The Neverending Story
by Michael Ende. 1979.
Reviewed by JoSelle Vanderhooft
Like any good child of the 1980s I grew up on Wolfgang Petersen’s 1984 film The Neverending Story. I was obsessed with the Sphinx Gate and the Southern Oracle; I wanted my own pet Falcor the Luck Dragon; Gmork the wolf gave me nightmares. But like many of my generation, I was not immediately aware that the beloved film (and its disappointing sequel The Neverending Story II: The Next Chapter) were based on the book of the same name by German author Michael Ende, a book I read for the first time in 1991 as a lonely sixth grader who had very much in common with Bastian Balthasar Bux, the book’s heavyset, unpopular and bibliophilic protagonist. And it was only in 2008 when revisiting Fantastica again that I realized something: Ende’s book is not only an anodyne for isolated, bookish people, it is also â€” like most literary anodynes â€” a beautiful fairy tale.
For those familiar with the movie, the book follows basically the same plot, though with more complexities. Bastian is a lonely little boy whose weight and awkwardness have made him the butt of his classmates’ cruelty and whose grief over his mother’s death has isolated him from his father. One day, Bastian hides in a used bookstore to escape some particularly nasty school bullies. Here he discovers and steals a curious leatherbound book emblazoned with an oroborous and titled The Neverending Story. Secreting himself in the school’s attic, Bastian begins to read. Little by little, he is drawn into the world of Fantastica and into a boy named Atreyu’s quest to save his empress and his world from the force known as the Nothing, which is killing them both. Eventually, Bastian gets literally sucked into the book’s pages and into a series of his own adventures which are only as fantastical as the wishes that he makes. But little by little, these wishes erase his memory of his world and which may strand him in Fantastica forever.
To me, the above paragraph sounds a lot like certain Aarn-Thompson tale types. Despite the modern devices of bookstore, schoolhouse and magical tome, The Neverending Story is first and foremost a tale of a child who ventures into the dark woods. All of the elements are present: parental abandonment (through death and emotional distance), social isolation and a bona fide journey into terra incognita. So, too, are several fairy tale tropes: the quest, the princess in distress, the magic gates through which the hero must pass and which test his courage and resolve. The characters Atreyu and later Bastian meet are also familiar fairy tale types. Along with the typical wise scholars, craven monsters and even princes, princesses and sorceresses seemingly ripped straight from Arthur Lang’s Fairy Books, The Neverending Story also deals in infinitely more powerful and more primal archetypes, including figures that appear to be stand-ins for Bastian’s parents. In my favorite chapter, for example, Bastian enters the House of Change where he meets a woman named Dame Eyola, who has flowers and fruit growing from her hat and dress. At the risk of spoiling too much for the first time reader, Eyola feeds Bastian with these fruits and nurses him back to health with what he needs the most: a mother’s loving care. In this way she is very much like the monomythic mother goddess Joseph Campbell identifies in The Power of Myth. In fact, the redress of maternal loss is a key element of several fairy tales â€” as in several versions of Cinderella and Snow White. What makes it so striking in The Neverending Story, however, is that this particular chapter portrays a boy seeking â€” and in some sense â€” finding his mother, and doing so in a way that does not evoke the standard Oedipal themes which are as old as, well, Oedipus.

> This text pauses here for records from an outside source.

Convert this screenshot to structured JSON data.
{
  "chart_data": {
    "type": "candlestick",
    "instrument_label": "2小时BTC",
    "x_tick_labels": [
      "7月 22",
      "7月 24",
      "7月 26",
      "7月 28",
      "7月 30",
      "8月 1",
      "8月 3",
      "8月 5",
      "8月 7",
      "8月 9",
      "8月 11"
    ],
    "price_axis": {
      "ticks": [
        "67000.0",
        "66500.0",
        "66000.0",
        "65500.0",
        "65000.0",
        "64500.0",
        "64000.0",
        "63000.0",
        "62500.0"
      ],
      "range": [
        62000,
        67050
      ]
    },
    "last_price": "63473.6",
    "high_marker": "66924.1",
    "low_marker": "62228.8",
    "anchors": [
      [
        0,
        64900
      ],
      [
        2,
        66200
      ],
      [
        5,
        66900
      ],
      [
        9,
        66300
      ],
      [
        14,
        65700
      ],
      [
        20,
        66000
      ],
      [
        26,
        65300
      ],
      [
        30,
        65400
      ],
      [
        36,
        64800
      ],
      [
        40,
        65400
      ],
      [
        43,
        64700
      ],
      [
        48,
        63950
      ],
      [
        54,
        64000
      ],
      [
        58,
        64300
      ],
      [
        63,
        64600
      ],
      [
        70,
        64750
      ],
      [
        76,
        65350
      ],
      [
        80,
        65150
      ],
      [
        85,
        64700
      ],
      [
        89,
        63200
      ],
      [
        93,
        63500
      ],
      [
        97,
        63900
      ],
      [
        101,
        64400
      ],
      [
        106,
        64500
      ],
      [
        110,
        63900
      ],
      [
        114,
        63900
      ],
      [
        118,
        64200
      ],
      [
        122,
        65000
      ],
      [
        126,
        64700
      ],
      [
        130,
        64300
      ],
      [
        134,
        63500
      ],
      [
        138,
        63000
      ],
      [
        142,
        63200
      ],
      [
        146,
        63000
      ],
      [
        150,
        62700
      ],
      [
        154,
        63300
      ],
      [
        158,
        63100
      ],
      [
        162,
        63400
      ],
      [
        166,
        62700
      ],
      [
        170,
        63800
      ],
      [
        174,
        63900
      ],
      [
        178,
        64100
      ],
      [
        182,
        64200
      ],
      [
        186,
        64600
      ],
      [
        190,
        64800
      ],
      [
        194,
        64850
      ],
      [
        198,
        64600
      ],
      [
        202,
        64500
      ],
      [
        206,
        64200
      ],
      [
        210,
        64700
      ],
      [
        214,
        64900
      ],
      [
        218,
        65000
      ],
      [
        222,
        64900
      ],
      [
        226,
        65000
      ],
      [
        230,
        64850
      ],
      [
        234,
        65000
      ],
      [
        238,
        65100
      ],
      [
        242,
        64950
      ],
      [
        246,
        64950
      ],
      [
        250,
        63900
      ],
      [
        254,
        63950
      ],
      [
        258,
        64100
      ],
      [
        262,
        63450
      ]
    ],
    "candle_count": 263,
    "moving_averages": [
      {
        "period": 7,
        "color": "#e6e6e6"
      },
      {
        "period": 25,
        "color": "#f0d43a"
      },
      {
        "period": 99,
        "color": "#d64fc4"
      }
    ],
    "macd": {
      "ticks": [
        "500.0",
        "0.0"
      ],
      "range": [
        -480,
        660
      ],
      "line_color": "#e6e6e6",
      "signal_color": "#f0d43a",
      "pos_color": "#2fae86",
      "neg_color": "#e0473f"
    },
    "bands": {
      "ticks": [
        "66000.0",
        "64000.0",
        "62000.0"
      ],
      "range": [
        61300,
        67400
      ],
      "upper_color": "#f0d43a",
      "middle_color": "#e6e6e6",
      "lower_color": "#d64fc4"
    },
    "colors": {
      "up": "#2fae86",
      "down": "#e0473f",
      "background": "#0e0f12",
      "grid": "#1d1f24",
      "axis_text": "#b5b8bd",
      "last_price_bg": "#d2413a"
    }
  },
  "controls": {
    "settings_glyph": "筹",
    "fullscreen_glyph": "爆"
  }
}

Ultimately, it is The Neverending Story’s ingenious reinvention of the tropes of fairy tale that makes it not just excellent literature, but an excellent fairy story. Rather than an external threat such as the Nothing (which is Atreyu’s main antagonist) Bastian’s quest is an internal one. He enters the dark wood and meets not monsters or the all-devouring Nothing but his own psyche and the frequently selfish and vengeful wishes that drive it. He struggles not merely against his shadow side but against the destructive aspect of the human imagination â€” against the very human power, if you will, that can create story. And the long road to his eventual triumph feels, in some ways, far sweeter than, say, a more temporal triumph over a wicked stepmother or a cruel king. For at the end of all things Bastian’s ability to imagine is not only his salvation, but the world’s. We, the readers, have shared in his pain and his creativity. We have seen the depths to which imagination can sink and the heights to which it can rise. We have examined our own wishes â€” both the beautiful and the hideous â€” and have found ourselves both wanting and graced. We have become a part of The Neverending Story.
To paraphrase one of the final lines in the book, Michael Ende’s creation in many ways brought me the Water of Life as a writer and a dreamer. I imagine it has also done so for those fellow travelers who have become a part of its pages.